Work instructions
Each line of the records below that contains "name" needs to be copied.

_ _ _

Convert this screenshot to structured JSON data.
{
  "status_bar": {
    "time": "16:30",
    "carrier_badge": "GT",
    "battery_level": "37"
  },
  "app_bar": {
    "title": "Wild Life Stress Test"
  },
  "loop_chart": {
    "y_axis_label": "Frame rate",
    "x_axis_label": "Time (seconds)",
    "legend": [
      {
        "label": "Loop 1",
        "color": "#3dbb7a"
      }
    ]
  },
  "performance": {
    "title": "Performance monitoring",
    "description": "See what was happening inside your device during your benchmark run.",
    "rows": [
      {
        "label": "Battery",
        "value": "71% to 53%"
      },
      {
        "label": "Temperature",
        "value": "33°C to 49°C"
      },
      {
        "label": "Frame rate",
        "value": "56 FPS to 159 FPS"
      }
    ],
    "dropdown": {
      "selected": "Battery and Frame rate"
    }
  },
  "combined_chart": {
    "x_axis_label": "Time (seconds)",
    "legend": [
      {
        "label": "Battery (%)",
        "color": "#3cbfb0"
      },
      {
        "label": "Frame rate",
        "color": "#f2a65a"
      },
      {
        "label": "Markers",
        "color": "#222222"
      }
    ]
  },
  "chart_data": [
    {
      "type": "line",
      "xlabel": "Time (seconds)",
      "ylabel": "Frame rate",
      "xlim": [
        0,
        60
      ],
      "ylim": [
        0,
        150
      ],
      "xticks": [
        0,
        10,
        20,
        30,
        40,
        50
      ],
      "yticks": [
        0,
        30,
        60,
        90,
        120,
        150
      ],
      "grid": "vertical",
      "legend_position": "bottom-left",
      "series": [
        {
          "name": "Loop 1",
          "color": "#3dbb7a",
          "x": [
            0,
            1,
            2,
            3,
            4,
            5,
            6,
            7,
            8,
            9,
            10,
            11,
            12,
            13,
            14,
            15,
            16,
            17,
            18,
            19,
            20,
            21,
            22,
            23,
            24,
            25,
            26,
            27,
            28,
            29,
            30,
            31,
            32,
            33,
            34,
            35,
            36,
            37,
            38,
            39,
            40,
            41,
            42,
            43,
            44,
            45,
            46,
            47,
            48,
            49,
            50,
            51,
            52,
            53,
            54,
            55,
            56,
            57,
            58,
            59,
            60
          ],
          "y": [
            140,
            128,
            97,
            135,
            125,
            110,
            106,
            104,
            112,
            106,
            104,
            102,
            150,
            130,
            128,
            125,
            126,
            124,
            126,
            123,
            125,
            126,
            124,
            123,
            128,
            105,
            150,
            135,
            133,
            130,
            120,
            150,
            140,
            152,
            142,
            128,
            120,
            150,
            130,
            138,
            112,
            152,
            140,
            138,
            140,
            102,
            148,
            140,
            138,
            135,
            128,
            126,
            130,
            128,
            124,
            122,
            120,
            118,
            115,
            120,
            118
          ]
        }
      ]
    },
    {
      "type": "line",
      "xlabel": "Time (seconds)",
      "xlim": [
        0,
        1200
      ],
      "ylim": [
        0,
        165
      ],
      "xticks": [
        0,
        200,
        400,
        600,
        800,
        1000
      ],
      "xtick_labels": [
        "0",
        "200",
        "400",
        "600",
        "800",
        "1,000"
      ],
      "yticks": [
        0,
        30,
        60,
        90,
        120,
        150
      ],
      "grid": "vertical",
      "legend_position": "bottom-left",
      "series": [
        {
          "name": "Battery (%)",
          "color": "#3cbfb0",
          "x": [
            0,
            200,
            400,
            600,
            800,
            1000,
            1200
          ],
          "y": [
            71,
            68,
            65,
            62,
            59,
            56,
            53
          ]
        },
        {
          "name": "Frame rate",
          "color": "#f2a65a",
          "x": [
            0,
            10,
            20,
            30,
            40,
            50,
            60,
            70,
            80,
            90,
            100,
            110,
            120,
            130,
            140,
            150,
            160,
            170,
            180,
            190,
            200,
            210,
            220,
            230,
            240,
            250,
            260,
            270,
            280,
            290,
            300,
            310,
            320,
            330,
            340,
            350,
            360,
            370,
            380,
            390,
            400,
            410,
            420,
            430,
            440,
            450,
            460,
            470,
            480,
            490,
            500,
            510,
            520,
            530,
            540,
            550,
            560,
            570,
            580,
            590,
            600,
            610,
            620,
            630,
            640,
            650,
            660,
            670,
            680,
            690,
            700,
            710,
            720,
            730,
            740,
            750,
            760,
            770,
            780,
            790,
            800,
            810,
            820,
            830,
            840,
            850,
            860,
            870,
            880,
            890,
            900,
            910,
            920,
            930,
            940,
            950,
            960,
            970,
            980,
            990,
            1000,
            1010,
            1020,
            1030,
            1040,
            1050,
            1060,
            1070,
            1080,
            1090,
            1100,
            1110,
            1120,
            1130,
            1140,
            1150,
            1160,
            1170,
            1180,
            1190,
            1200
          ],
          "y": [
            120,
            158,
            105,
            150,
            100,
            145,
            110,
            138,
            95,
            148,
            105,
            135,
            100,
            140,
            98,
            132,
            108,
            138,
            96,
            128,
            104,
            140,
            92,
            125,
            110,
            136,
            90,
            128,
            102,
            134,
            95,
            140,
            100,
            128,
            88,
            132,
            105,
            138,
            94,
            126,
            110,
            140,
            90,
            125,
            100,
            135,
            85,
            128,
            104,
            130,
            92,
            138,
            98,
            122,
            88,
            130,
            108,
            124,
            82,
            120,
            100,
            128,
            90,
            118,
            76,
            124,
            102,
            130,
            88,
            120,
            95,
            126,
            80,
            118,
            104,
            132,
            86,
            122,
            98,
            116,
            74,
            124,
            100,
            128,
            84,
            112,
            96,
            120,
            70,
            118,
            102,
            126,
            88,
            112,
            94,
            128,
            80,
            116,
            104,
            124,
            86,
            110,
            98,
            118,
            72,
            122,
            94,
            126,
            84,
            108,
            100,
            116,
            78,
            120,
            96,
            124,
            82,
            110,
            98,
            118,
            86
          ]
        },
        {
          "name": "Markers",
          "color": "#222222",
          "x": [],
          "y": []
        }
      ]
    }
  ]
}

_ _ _

Task output
          "name": "Loop 1",
          "name": "Battery (%)",
          "name": "Frame rate",
          "name": "Markers",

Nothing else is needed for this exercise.